Re: Inappropriate Comma Use...Perhaps?

Note: I'm posting this comment to Chan's post as a new entry because I'm apparently not an Edit Hawaii Team Member, only a Contributor. It hadn't stopped me from posting comments before, but now it says "Comments on this blog are restricted to team members." So I'm emailing Pat for an invite now... O:)

I *think* the sentence is fine with the commas*, but I'm not the resident expert here or anything, that's for sure. haha

I think your AP teacher was right in telling you that rule when it comes to "commas that enclose," according to my Scott, Foresman Handbook for Writers, 6th edition (That comma is there because it's written by two people, apparently. haha). Here are some examples:

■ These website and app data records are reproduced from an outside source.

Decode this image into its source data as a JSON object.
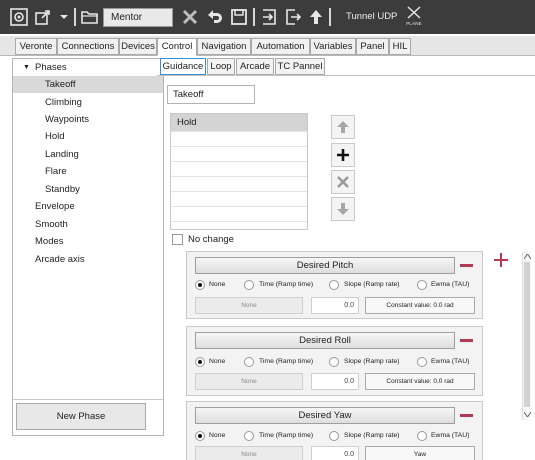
{
  "toolbar": {
    "mentor_label": "Mentor",
    "tunnel_label": "Tunnel UDP",
    "plane_label": "PLANE",
    "colors": {
      "background": "#3c3c3c",
      "icon": "#e6e6e6"
    },
    "icons": [
      "gear-icon",
      "export-icon",
      "dropdown-arrow-icon",
      "folder-icon",
      "close-icon",
      "undo-icon",
      "save-icon",
      "import-icon",
      "export-file-icon",
      "upload-arrow-icon",
      "plane-icon"
    ]
  },
  "main_tabs": [
    "Veronte",
    "Connections",
    "Devices",
    "Control",
    "Navigation",
    "Automation",
    "Variables",
    "Panel",
    "HIL"
  ],
  "active_main_tab": "Control",
  "tree": {
    "phases_label": "Phases",
    "phases": [
      "Takeoff",
      "Climbing",
      "Waypoints",
      "Hold",
      "Landing",
      "Flare",
      "Standby"
    ],
    "selected": "Takeoff",
    "others": [
      "Envelope",
      "Smooth",
      "Modes",
      "Arcade axis"
    ]
  },
  "new_phase_label": "New Phase",
  "sub_tabs": [
    "Guidance",
    "Loop",
    "Arcade",
    "TC Pannel"
  ],
  "active_sub_tab": "Guidance",
  "guidance": {
    "phase_name": "Takeoff",
    "list_items": [
      "Hold"
    ],
    "no_change_label": "No change"
  },
  "radio_labels": [
    "None",
    "Time (Ramp time)",
    "Slope (Ramp rate)",
    "Ewma (TAU)"
  ],
  "desired": [
    {
      "title": "Desired Pitch",
      "selected": "None",
      "field_placeholder": "None",
      "value": "0.0",
      "button": "Constant value: 0.0 rad"
    },
    {
      "title": "Desired Roll",
      "selected": "None",
      "field_placeholder": "None",
      "value": "0.0",
      "button": "Constant value: 0.0 rad"
    },
    {
      "title": "Desired Yaw",
      "selected": "None",
      "field_placeholder": "None",
      "value": "0.0",
      "button": "Yaw"
    }
  ],
  "accent_colors": {
    "minus": "#b23a54",
    "active_subtab_border": "#3b8fd6"
  }
}
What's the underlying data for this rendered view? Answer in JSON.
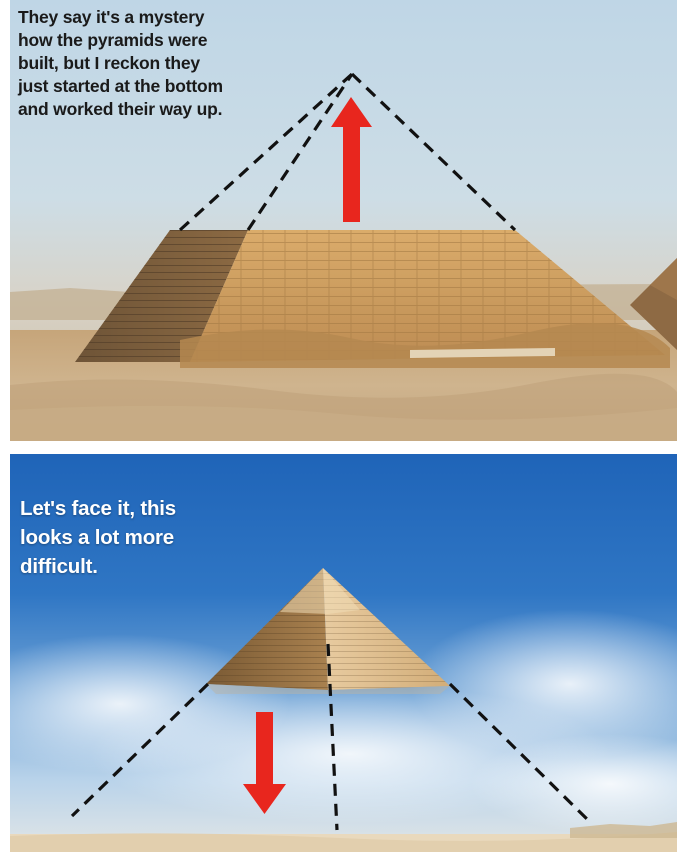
{
  "top_panel": {
    "caption": "They say it's a mystery\nhow the pyramids were\nbuilt, but I reckon they\njust started at the bottom\nand worked their way up.",
    "arrow_direction": "up",
    "arrow_icon": "red-arrow-up-icon",
    "colors": {
      "arrow": "#e8261e",
      "sky": "#c9dbe6",
      "stone": "#c89a55",
      "sand": "#cdb08a"
    }
  },
  "bottom_panel": {
    "caption": "Let's face it, this\nlooks a lot more\ndifficult.",
    "arrow_direction": "down",
    "arrow_icon": "red-arrow-down-icon",
    "colors": {
      "arrow": "#e8261e",
      "sky": "#2a6fc0",
      "stone": "#d1ac74",
      "caption_text": "#ffffff"
    }
  }
}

Commas that mark nonessential (nonrestrictive) modifiers
Neil Armstrong, who was born in a small Ohio town, was the first human to walk on the moon.

Commas that enclose nonessential (nonrestrictive) appositives
George Washington, the first President of the United States, served two full terms.

But I think the sentence in the article is primarily using a comma to "link" (again, I'm referencing the SFHW) the two independent clauses.

[Jason] faced a lot of criticism, but ...[he] used it to his advantage.

I eliminated the "instead of dwelling in the negative" in the second part of that sentence because I think it uses a comma for a different purpose there.

The book calls the second usage "commas after introductory subordinate clauses," which can be signaled by words like although, if, when, because, as, after, before, since, unless, and while. I think you can also call that a dependent clause.

I like to think of it as needing a comma because the order of the parts in the sentence is reversed.

Jason used [criticism] to his advantage instead of dwelling in the negative.

turns into

Instead of dwelling in the negative, Jason used [criticism] to his advantage.

So I think the sentence in the article is using each of those commas in different ways — first linking, then introducing — so it ends up looking like "commas that enclose," where you would take out the portion of the sentence bracketed by the commas to see if it stands alone as a complete sentence.

But again, big asterisk here!

* I didn't take Modern English Grammar from someone who wanted to teach grammar, so I don't really know all the rules. :-\

1 comment:

Pat said...

Great analysis, Jen!